It’s tax time! Around this time of year, we not only think about our taxes, but we also think about our overall financial health. This week we’re sharing financial resources as well asking experts in budgeting, student loans, and more how nonprofit employees can make the most of their paychecks. Be sure to read all of the posts in this series.
You’ve done your research and think it’s time to ask for a raise at your current job. Some organizations offer annual reviews and salary increases, but if your organization doesn’t, or things have changed drastically with your position since your last review, you may have to take things into your own hands.
We asked Michael Watson, Senior Vice President of Human Resources and Diversity at Girl Scouts USA, for his advice on negotiating a raise.
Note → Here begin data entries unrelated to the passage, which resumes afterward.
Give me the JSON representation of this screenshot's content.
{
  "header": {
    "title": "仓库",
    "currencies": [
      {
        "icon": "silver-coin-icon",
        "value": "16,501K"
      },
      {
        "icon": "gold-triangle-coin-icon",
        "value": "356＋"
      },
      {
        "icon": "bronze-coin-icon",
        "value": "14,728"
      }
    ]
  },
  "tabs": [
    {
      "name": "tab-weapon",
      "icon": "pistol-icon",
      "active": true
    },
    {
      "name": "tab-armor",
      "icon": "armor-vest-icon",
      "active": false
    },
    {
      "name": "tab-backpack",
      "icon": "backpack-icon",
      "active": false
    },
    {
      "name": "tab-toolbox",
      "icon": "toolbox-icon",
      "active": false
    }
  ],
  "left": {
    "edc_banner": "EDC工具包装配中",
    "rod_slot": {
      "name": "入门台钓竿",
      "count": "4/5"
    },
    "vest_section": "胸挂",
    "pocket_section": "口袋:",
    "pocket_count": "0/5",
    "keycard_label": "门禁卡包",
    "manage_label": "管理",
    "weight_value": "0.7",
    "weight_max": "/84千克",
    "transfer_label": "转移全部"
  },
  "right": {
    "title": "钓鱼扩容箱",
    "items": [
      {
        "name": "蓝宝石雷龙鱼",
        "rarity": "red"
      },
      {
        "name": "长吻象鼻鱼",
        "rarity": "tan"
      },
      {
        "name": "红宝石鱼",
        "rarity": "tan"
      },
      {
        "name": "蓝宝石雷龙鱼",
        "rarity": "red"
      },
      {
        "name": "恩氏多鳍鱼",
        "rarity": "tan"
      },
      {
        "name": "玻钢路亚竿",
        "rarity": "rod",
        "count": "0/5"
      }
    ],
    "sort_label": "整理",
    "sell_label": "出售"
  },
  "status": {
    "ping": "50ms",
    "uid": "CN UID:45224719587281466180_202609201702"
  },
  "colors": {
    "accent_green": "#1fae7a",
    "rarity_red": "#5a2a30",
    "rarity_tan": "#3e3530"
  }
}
He encourages employees to look at it as a long-term pitch, which you should be working toward for months before bringing it up.
“You definitely want to have a solid business case and hopefully you’ve been giving your manager updates all along about what you’ve been doing, what you’ve been contributing, the projects you’ve volunteered on, and what your input has been,” he said. “Hopefully it doesn’t come as a complete surprise, then, when you package it all together to say, ‘hey, I think I’m ready for additional responsibility and I want to talk to you about my compensation relative to what I’ve been working on.’”
Additionally, he said, if your organization does offer annual reviews and raises, be sure that something major has come up in your current position, not that you just need more money. Once you are sure you have done your best and truly deserve additional compensation, here are some things to consider:
Pay attention to timing
In addition to the timing on your end—such as after completing a big project or reaching a challenging goal—be sure to consider the timing on your boss’ end. If he or she has an upcoming deadline, or major changes are about to happen, it probably isn’t a good time to approach them about a raise.
“If CEO has just announced that you’re cutting expenses by 30% and laying off 10 people,” Watson added, “the next day is not the right time to ask for a raise.”
But if the timing is good, and you know that your company is open to salary discussions, Watson suggested picking a day and time that works for you and your supervisor. Avoid the dreaded Monday morning or Friday afternoon. You should also try to get a sense of your supervisor’s working style. Is he a morning person? Does she like to share good news in the afternoon? Work with that as a guide for when you can set up a meeting.
Be prepared for the added responsibility
Many times, employees look at what they have done in the past when asking for a higher salary. But a raise, and especially promotions, also mean you can’t just rely on past successes and must be ready to do more going forward.
“You have to show that you are ready for a higher level of responsibility,” Watson said. “Get involved with special projects, volunteer, identify problems that exist that need to be solved that other people just haven’t gotten around to addressing. You have to consciously think about how you differentiate yourself from others and how you differentiate yourself from your prior performance. Show that you are on the upswing in terms of performance and ability.”
Quantify your contributions
You know you have given your all to your organization, but how can you show that in ways that the powers-that-be understand? Quantify it, Watson said.
“If you acquired or kept a major donor or you increased membership by a certain percentage or you put a new program in that has saved time and money, that shows you’ve made particularly large contribution to the organization,” he said. “You have to be able to demonstrate concrete results in terms of having that conversation with your manager.”
Think about next steps
If you do get a raise, know what the organization will expect of you going forward, whether that is taking on a new project, leading a team, or staying late the next time a last-minute deadline strikes.
Likewise, if a raise is not in the cards, be sure to ask if a higher salary or promotion would be a possibility in the future, and suggest ways you could get more benefit from your current position, Watson suggested.
If you don’t get professional development opportunities in your current position, ask if you can attend a conference, join an association as the organization’s representative, or take a class. If you would rather take on more responsibility as an employee, ask to be the leader of the next special project, or offer to look into a new program or tool you want to learn how to use.
It’s also important, Watson added, to know when it is time to move on, especially if an organization doesn’t have lots of room to grow and is unable to properly compensate you over time.
“A long time ago, managers had a big primary role in their employees’ development and a lot of managers still do that,” Watson said. “But if you don’t have that, you’re responsible for making sure you develop it yourself. You’re responsible for your own development plan and, ultimately, you’re responsible for your own long-term value.”
When was the last time you asked for a raise? What advice do you have?